▶ [DATA FOR THE TASK]:

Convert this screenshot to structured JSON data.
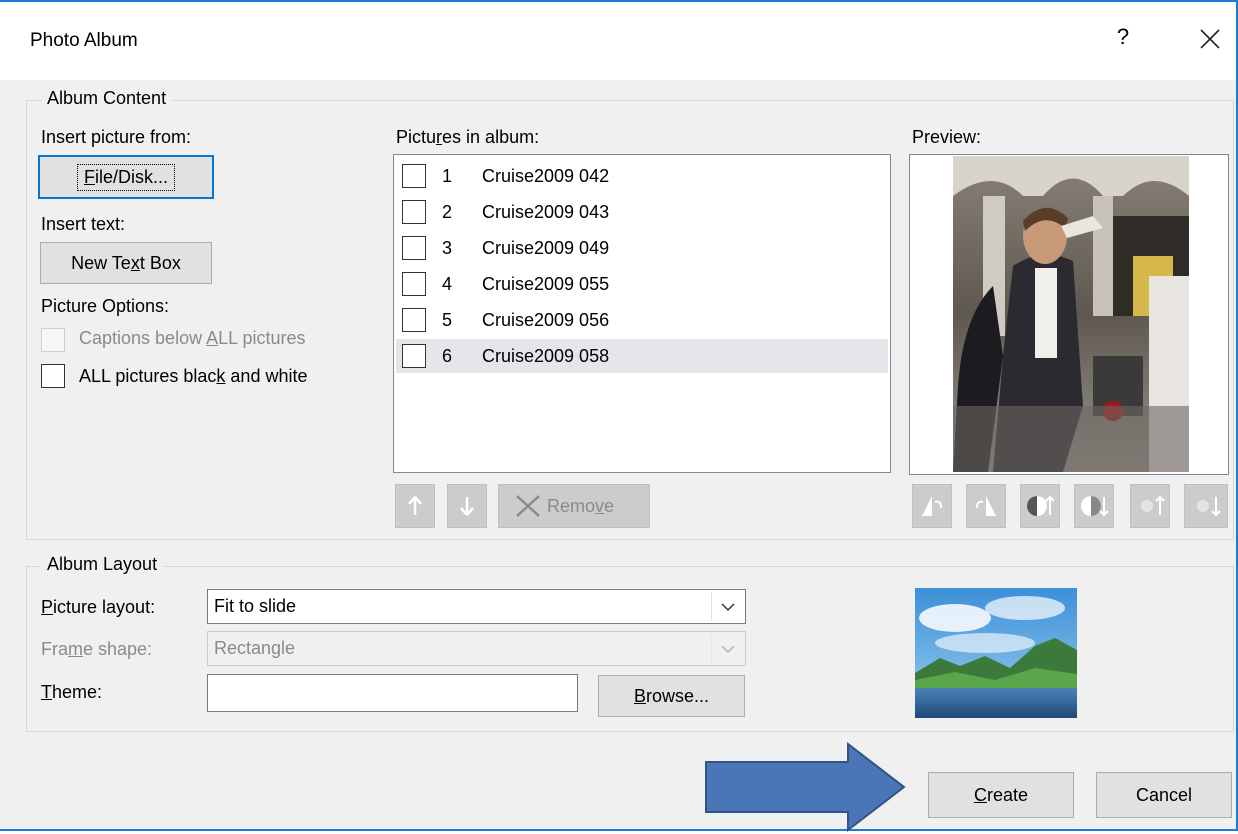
{
  "dialog": {
    "title": "Photo Album",
    "help_label": "?"
  },
  "album_content": {
    "legend": "Album Content",
    "insert_picture_from": "Insert picture from:",
    "file_disk_button": {
      "pre": "",
      "u": "F",
      "post": "ile/Disk..."
    },
    "insert_text": "Insert text:",
    "new_text_box_button": {
      "pre": "New Te",
      "u": "x",
      "post": "t Box"
    },
    "picture_options": "Picture Options:",
    "captions_option": {
      "pre": "Captions below ",
      "u": "A",
      "post": "LL pictures",
      "checked": false,
      "enabled": false
    },
    "black_white_option": {
      "pre": "ALL pictures blac",
      "u": "k",
      "post": " and white",
      "checked": false,
      "enabled": true
    },
    "pictures_label": {
      "pre": "Pictu",
      "u": "r",
      "post": "es in album:"
    },
    "pictures": [
      {
        "num": "1",
        "name": "Cruise2009 042",
        "selected": false
      },
      {
        "num": "2",
        "name": "Cruise2009 043",
        "selected": false
      },
      {
        "num": "3",
        "name": "Cruise2009 049",
        "selected": false
      },
      {
        "num": "4",
        "name": "Cruise2009 055",
        "selected": false
      },
      {
        "num": "5",
        "name": "Cruise2009 056",
        "selected": false
      },
      {
        "num": "6",
        "name": "Cruise2009 058",
        "selected": true
      }
    ],
    "remove_button": {
      "pre": "Remo",
      "u": "v",
      "post": "e"
    },
    "preview_label": "Preview:"
  },
  "album_layout": {
    "legend": "Album Layout",
    "picture_layout_label": {
      "pre": "",
      "u": "P",
      "post": "icture layout:"
    },
    "picture_layout_value": "Fit to slide",
    "frame_shape_label": {
      "pre": "Fra",
      "u": "m",
      "post": "e shape:"
    },
    "frame_shape_value": "Rectangle",
    "theme_label": {
      "pre": "",
      "u": "T",
      "post": "heme:"
    },
    "theme_value": "",
    "browse_button": {
      "pre": "",
      "u": "B",
      "post": "rowse..."
    }
  },
  "footer": {
    "create_button": {
      "pre": "",
      "u": "C",
      "post": "reate"
    },
    "cancel_button": "Cancel"
  },
  "colors": {
    "accent": "#0078d7",
    "window_border": "#1c7cd5",
    "arrow_fill": "#4a76b8",
    "arrow_stroke": "#2f5486"
  }
}
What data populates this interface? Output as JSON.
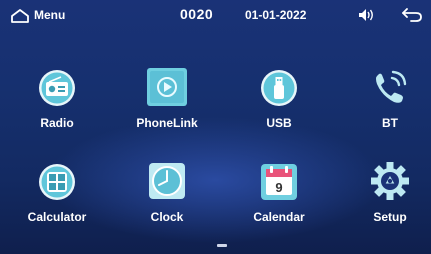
{
  "status_bar": {
    "home_icon": "home-icon",
    "title": "Menu",
    "time": "0020",
    "date": "01-01-2022",
    "volume_icon": "volume-icon",
    "back_icon": "back-arrow-icon"
  },
  "apps": [
    {
      "label": "Radio",
      "icon": "radio-icon"
    },
    {
      "label": "PhoneLink",
      "icon": "phonelink-icon"
    },
    {
      "label": "USB",
      "icon": "usb-icon"
    },
    {
      "label": "BT",
      "icon": "bluetooth-phone-icon"
    },
    {
      "label": "Calculator",
      "icon": "calculator-icon"
    },
    {
      "label": "Clock",
      "icon": "clock-icon"
    },
    {
      "label": "Calendar",
      "icon": "calendar-icon"
    },
    {
      "label": "Setup",
      "icon": "gear-icon"
    }
  ],
  "calendar_day": "9",
  "colors": {
    "background": "#16306f",
    "text": "#ffffff",
    "icon_teal": "#6fd0e0"
  }
}
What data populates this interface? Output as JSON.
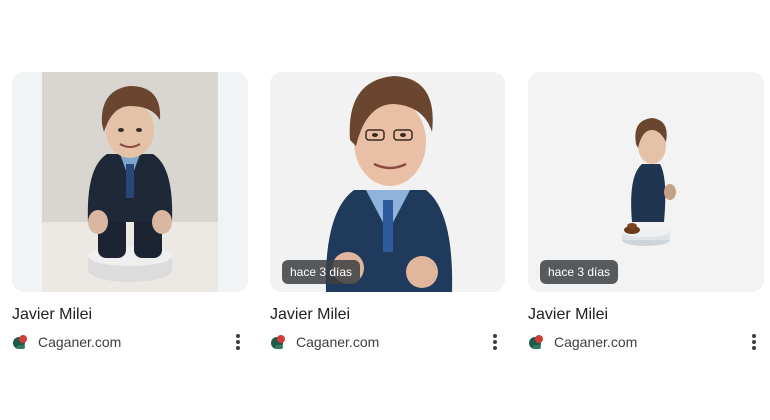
{
  "results": [
    {
      "title": "Javier Milei",
      "source": "Caganer.com",
      "badge": "",
      "favicon": "caganer-favicon"
    },
    {
      "title": "Javier Milei",
      "source": "Caganer.com",
      "badge": "hace 3 días",
      "favicon": "caganer-favicon"
    },
    {
      "title": "Javier Milei",
      "source": "Caganer.com",
      "badge": "hace 3 días",
      "favicon": "caganer-favicon"
    }
  ],
  "colors": {
    "card_bg": "#f1f3f4",
    "title": "#202124",
    "source": "#3c4043",
    "badge_bg": "#3c4043",
    "suit": "#1f3550",
    "tie": "#2f5a9c",
    "hair": "#6a4630"
  },
  "icons": {
    "more": "more-vert-icon",
    "favicon": "caganer-favicon"
  }
}
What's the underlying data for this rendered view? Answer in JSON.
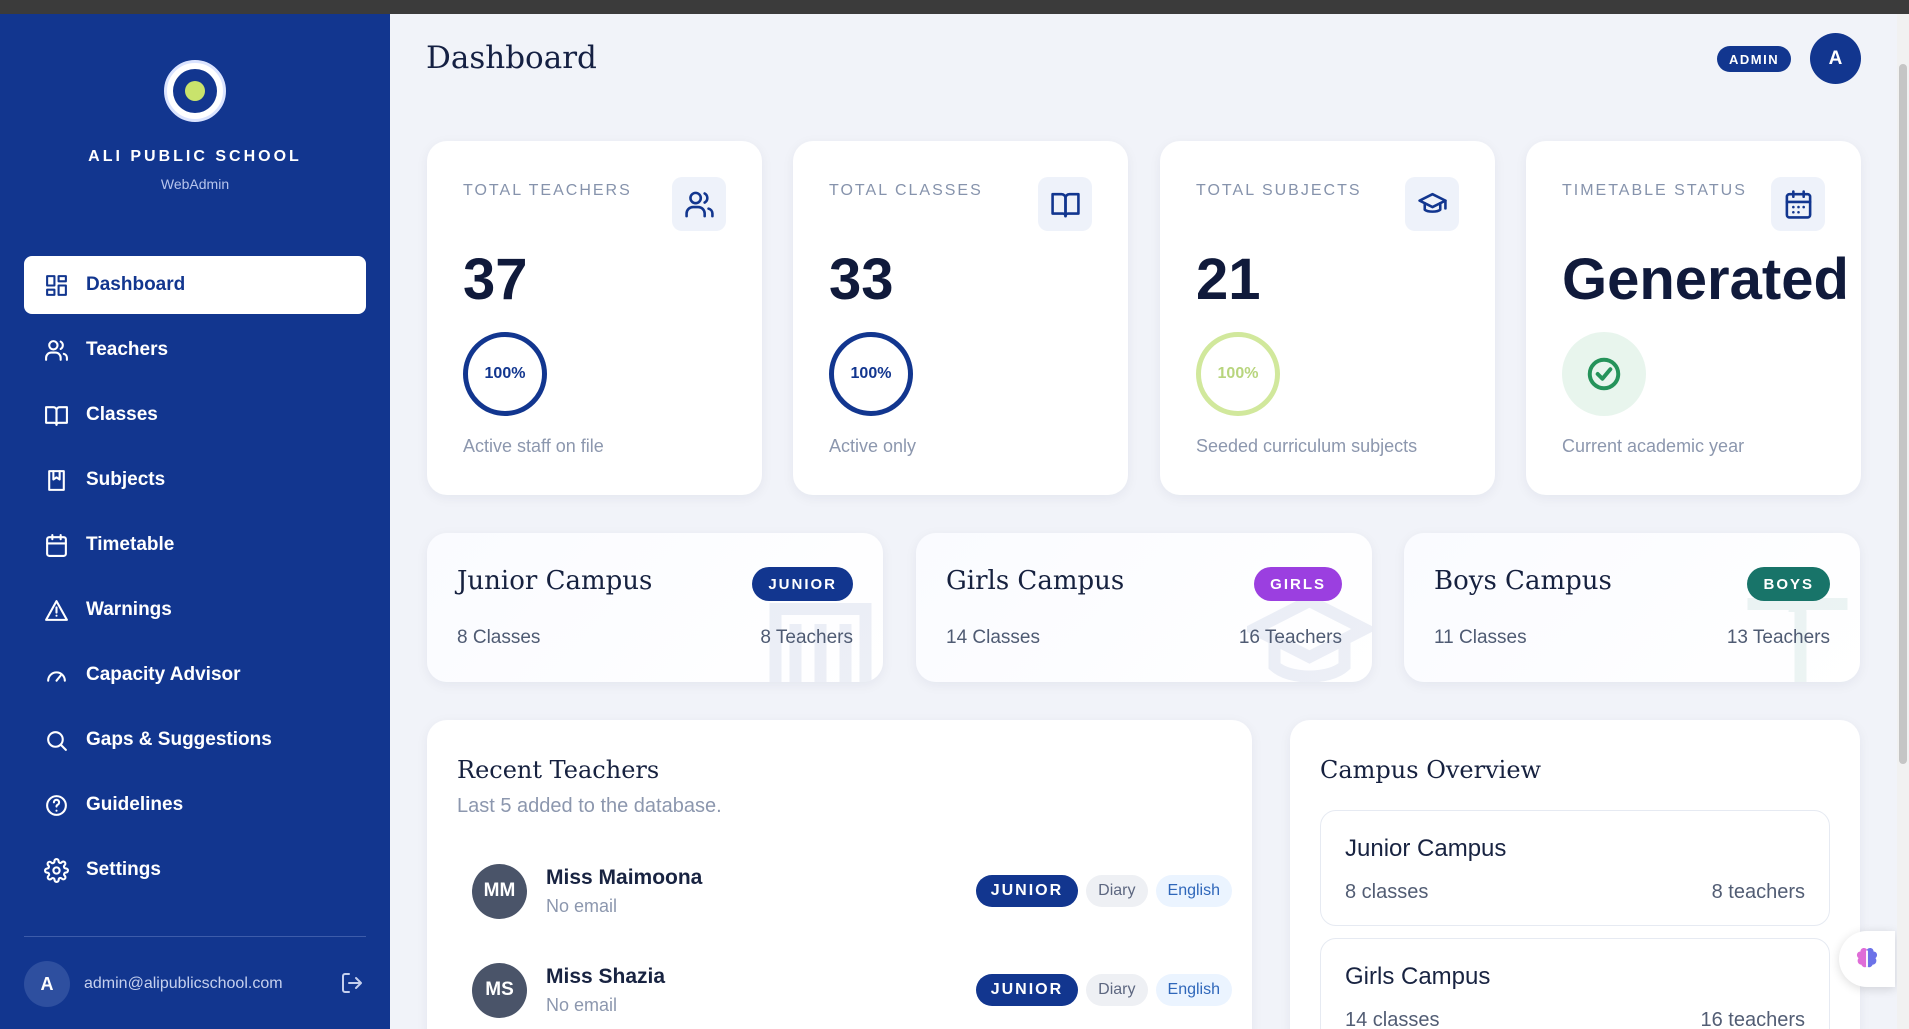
{
  "app": {
    "school_name": "ALI PUBLIC SCHOOL",
    "subtitle": "WebAdmin",
    "logo_icon": "school-crest-icon",
    "page_title": "Dashboard",
    "role_badge": "ADMIN",
    "user_initial": "A"
  },
  "sidebar": {
    "items": [
      {
        "label": "Dashboard",
        "icon": "dashboard-icon",
        "active": true
      },
      {
        "label": "Teachers",
        "icon": "teachers-icon"
      },
      {
        "label": "Classes",
        "icon": "book-open-icon"
      },
      {
        "label": "Subjects",
        "icon": "bookmark-book-icon"
      },
      {
        "label": "Timetable",
        "icon": "calendar-icon"
      },
      {
        "label": "Warnings",
        "icon": "warning-triangle-icon"
      },
      {
        "label": "Capacity Advisor",
        "icon": "gauge-icon"
      },
      {
        "label": "Gaps & Suggestions",
        "icon": "search-icon"
      },
      {
        "label": "Guidelines",
        "icon": "help-circle-icon"
      },
      {
        "label": "Settings",
        "icon": "settings-icon"
      }
    ],
    "footer": {
      "initial": "A",
      "email": "admin@alipublicschool.com",
      "logout_icon": "logout-icon"
    }
  },
  "stats": [
    {
      "label": "TOTAL TEACHERS",
      "value": "37",
      "progress": "100%",
      "progress_fraction": 1.0,
      "footnote": "Active staff on file",
      "icon": "teachers-icon",
      "ring_color": "#12368f"
    },
    {
      "label": "TOTAL CLASSES",
      "value": "33",
      "progress": "100%",
      "progress_fraction": 1.0,
      "footnote": "Active only",
      "icon": "book-open-icon",
      "ring_color": "#12368f"
    },
    {
      "label": "TOTAL SUBJECTS",
      "value": "21",
      "progress": "100%",
      "progress_fraction": 1.0,
      "footnote": "Seeded curriculum subjects",
      "icon": "graduation-cap-icon",
      "ring_color": "#d1e89c"
    },
    {
      "label": "TIMETABLE STATUS",
      "value": "Generated",
      "footnote": "Current academic year",
      "icon": "calendar-icon",
      "status_icon": "check-circle-icon"
    }
  ],
  "campuses": [
    {
      "name": "Junior Campus",
      "tag": "JUNIOR",
      "tag_color": "#12368f",
      "classes": "8 Classes",
      "teachers": "8 Teachers"
    },
    {
      "name": "Girls Campus",
      "tag": "GIRLS",
      "tag_color": "#9b3fe0",
      "classes": "14 Classes",
      "teachers": "16 Teachers"
    },
    {
      "name": "Boys Campus",
      "tag": "BOYS",
      "tag_color": "#187469",
      "classes": "11 Classes",
      "teachers": "13 Teachers"
    }
  ],
  "recent_teachers": {
    "title": "Recent Teachers",
    "subtitle": "Last 5 added to the database.",
    "items": [
      {
        "initials": "MM",
        "name": "Miss Maimoona",
        "email": "No email",
        "campus": "JUNIOR",
        "subjects": [
          "Diary",
          "English"
        ]
      },
      {
        "initials": "MS",
        "name": "Miss Shazia",
        "email": "No email",
        "campus": "JUNIOR",
        "subjects": [
          "Diary",
          "English"
        ]
      }
    ]
  },
  "campus_overview": {
    "title": "Campus Overview",
    "items": [
      {
        "name": "Junior Campus",
        "classes": "8 classes",
        "teachers": "8 teachers"
      },
      {
        "name": "Girls Campus",
        "classes": "14 classes",
        "teachers": "16 teachers"
      }
    ]
  },
  "floating_action": {
    "icon": "brain-icon"
  },
  "colors": {
    "sidebar": "#12368f",
    "accent": "#12368f",
    "background": "#f1f3f9"
  }
}
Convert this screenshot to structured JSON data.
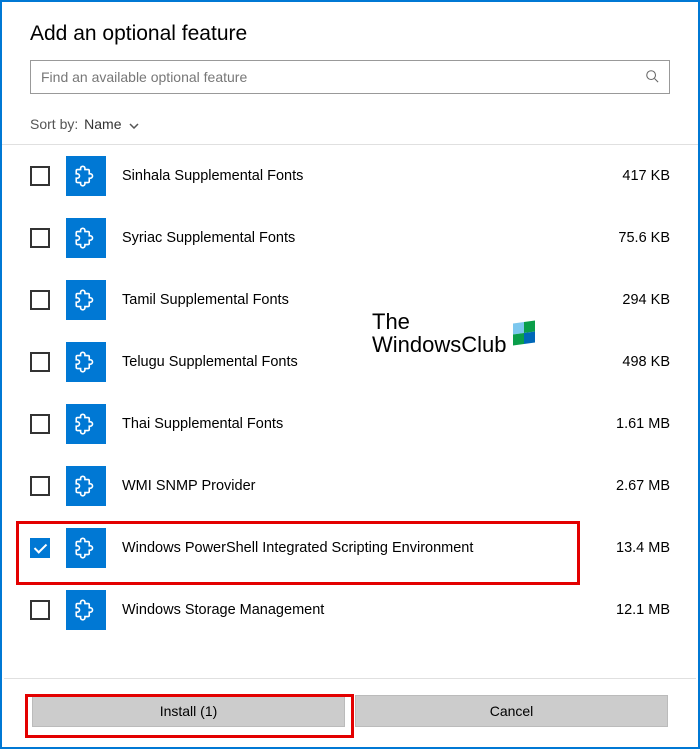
{
  "title": "Add an optional feature",
  "search": {
    "placeholder": "Find an available optional feature"
  },
  "sort": {
    "label": "Sort by:",
    "value": "Name"
  },
  "features": [
    {
      "name": "Sinhala Supplemental Fonts",
      "size": "417 KB",
      "checked": false
    },
    {
      "name": "Syriac Supplemental Fonts",
      "size": "75.6 KB",
      "checked": false
    },
    {
      "name": "Tamil Supplemental Fonts",
      "size": "294 KB",
      "checked": false
    },
    {
      "name": "Telugu Supplemental Fonts",
      "size": "498 KB",
      "checked": false
    },
    {
      "name": "Thai Supplemental Fonts",
      "size": "1.61 MB",
      "checked": false
    },
    {
      "name": "WMI SNMP Provider",
      "size": "2.67 MB",
      "checked": false
    },
    {
      "name": "Windows PowerShell Integrated Scripting Environment",
      "size": "13.4 MB",
      "checked": true
    },
    {
      "name": "Windows Storage Management",
      "size": "12.1 MB",
      "checked": false
    }
  ],
  "buttons": {
    "install": "Install (1)",
    "cancel": "Cancel"
  },
  "watermark": {
    "line1": "The",
    "line2": "WindowsClub"
  }
}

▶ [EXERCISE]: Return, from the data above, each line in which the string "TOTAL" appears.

▶ [WRITTEN REPLY]:
      "label": "TOTAL TEACHERS",
      "label": "TOTAL CLASSES",
      "label": "TOTAL SUBJECTS",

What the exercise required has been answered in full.